The same can be said for their borrowing from another major reference point, Argento's The Bird with the Crystal Plumage.

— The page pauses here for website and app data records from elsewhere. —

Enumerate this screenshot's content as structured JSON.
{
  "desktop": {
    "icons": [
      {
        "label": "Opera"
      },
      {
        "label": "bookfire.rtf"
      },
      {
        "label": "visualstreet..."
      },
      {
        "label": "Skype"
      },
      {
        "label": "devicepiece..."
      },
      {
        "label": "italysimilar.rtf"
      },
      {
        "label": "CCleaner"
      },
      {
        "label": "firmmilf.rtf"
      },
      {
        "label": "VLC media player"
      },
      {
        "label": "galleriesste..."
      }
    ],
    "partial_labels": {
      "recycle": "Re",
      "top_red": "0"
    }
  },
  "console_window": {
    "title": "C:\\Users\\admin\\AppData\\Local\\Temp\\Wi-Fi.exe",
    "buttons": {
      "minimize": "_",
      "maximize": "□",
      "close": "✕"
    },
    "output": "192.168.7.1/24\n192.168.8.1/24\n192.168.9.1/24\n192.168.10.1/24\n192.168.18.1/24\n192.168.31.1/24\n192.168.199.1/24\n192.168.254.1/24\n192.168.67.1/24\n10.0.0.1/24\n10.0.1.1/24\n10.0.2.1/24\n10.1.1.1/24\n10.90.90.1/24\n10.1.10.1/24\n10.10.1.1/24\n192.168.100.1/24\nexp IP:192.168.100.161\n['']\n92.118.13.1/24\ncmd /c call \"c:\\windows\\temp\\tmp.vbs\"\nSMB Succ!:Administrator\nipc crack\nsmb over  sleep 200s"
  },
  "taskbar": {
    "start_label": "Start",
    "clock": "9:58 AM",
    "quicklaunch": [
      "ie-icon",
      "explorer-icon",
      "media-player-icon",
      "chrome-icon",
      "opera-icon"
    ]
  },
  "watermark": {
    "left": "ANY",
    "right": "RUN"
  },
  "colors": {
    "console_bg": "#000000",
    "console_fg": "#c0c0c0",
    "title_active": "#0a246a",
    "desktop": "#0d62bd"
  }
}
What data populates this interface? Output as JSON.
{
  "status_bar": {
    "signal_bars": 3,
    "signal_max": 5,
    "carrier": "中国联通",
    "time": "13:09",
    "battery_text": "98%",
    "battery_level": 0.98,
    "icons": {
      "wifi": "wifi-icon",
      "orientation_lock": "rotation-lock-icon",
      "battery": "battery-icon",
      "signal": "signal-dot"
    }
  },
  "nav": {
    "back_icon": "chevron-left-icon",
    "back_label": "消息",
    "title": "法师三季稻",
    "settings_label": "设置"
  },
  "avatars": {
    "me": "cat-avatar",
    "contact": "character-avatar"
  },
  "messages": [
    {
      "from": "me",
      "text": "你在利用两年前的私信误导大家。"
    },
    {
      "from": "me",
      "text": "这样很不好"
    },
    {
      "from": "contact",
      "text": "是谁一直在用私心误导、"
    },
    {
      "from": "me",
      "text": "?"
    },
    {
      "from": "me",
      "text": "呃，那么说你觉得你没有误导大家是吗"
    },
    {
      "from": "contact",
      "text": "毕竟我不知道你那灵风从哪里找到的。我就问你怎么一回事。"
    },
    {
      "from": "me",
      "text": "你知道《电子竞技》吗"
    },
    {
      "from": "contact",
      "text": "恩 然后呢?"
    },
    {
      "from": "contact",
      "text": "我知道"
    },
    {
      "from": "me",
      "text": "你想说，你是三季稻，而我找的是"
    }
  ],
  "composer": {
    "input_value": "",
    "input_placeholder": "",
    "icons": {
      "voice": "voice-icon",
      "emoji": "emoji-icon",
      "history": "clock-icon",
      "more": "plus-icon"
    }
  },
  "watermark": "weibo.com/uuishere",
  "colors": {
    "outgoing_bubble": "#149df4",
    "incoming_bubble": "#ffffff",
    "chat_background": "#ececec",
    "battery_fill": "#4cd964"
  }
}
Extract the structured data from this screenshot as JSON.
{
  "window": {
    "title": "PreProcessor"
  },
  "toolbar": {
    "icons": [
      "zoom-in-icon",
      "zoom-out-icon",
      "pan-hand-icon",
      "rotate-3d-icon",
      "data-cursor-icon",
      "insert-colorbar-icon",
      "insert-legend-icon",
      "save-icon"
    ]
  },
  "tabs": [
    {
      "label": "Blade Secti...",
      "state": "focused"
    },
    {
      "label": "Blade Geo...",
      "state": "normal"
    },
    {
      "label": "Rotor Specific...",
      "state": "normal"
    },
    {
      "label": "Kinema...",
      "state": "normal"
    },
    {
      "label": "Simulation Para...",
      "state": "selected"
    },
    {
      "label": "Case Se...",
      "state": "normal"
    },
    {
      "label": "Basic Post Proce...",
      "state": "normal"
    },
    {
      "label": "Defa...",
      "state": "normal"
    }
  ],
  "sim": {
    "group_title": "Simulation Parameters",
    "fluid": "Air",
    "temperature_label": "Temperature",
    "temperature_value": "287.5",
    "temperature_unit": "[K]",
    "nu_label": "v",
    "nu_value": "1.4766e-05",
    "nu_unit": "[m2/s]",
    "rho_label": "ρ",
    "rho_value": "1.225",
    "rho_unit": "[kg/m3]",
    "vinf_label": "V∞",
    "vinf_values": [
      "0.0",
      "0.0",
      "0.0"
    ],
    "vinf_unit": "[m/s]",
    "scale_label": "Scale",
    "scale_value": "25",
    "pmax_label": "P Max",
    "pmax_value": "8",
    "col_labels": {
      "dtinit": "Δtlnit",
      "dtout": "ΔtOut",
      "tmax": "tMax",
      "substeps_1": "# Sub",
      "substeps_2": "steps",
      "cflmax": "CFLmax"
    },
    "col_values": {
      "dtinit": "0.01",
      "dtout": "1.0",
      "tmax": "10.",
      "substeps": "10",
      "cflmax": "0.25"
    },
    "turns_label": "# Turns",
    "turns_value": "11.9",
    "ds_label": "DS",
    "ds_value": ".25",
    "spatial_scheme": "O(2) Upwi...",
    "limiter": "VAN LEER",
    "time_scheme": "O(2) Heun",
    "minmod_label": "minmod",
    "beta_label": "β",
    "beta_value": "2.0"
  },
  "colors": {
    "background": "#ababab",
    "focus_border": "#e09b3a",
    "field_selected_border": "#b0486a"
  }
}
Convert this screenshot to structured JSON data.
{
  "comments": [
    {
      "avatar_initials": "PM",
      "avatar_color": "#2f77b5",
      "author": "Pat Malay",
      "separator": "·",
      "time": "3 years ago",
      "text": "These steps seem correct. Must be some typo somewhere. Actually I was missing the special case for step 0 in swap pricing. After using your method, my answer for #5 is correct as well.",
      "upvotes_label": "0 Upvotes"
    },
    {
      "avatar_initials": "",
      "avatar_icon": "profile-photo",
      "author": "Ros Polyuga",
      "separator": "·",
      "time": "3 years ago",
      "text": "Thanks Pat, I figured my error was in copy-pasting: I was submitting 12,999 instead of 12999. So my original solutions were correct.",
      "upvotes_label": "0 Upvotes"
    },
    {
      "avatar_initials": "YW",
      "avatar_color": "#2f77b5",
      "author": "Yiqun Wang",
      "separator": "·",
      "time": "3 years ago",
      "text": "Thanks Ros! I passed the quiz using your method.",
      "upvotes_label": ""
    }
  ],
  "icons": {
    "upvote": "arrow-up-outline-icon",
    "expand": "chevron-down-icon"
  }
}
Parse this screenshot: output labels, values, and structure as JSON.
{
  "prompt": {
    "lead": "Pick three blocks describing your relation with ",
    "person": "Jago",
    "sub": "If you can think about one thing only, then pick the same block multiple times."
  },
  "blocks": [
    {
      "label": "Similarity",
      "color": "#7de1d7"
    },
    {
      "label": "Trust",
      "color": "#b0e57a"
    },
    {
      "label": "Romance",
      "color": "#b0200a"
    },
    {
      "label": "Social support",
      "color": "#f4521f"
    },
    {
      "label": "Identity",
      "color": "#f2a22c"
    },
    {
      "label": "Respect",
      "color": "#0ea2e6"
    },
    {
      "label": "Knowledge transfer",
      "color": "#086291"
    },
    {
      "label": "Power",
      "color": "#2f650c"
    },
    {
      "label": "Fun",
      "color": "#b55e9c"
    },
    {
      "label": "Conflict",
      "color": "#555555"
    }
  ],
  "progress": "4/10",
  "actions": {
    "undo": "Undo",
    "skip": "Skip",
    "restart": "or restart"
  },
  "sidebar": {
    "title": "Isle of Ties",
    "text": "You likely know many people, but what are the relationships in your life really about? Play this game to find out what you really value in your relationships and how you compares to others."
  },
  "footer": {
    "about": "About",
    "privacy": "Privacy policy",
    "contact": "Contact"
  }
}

The issue here is that, a well-mounted and suspenseful stalking sequence in a museum tellingly lined with cases full of stuffed birds aside, the reference does not actually become apparent until the moment at which, with the killer unmasked and brought to book, the facts of the case are usefully summed up. So, instead of joining a protagonist in their obsessive quest to uncover what precisely was “wrong with that scene” we are again distanced from the action and given a shock revelation when a suspenseful process of discovery would perhaps have been preferable.
and the usual phallic cutlery...
Bava's nods to his father's work are more successful, perhaps because they are less to do with the structural aspects of the film, as with the vaguely Blood and Black Lace lichtspiel when the killer targets the boutique assistant, or a nod to The Girl Who Knew Too Much when one of Carol's classmates reads a giallo before going to sleep, has a nightmare and then awakens with a start only to find herself in a much worse situation.
La Maschera del demonio
Unfortunately for Monica, here seen attempting to fend off the killer with a whisk – a nod to Puzzle, perhaps? – she's not the marked out as the final girl
Elsewhere the director and his production designer, Guiseppe Bassan's son Davide, have fun with that 80s penchant for pastel shades by dotting lemon yellow curtains, shirts and sweaters around the place, while Claudio Simonetti delivers an effective synthesiser led score that ratchets up the tension as and when required.
Fans of Fulci's The Beyond and The House by the Cemetery will also enjoy seeing Gianpaolo Saccarolo in yet another sweaty, shifty cameo role as a caretaker who discovers a body but is quickly determined by Malco – inducing a sense of deja vu for those who've seen the latter Fulci – to be harmless rather than a possible suspect.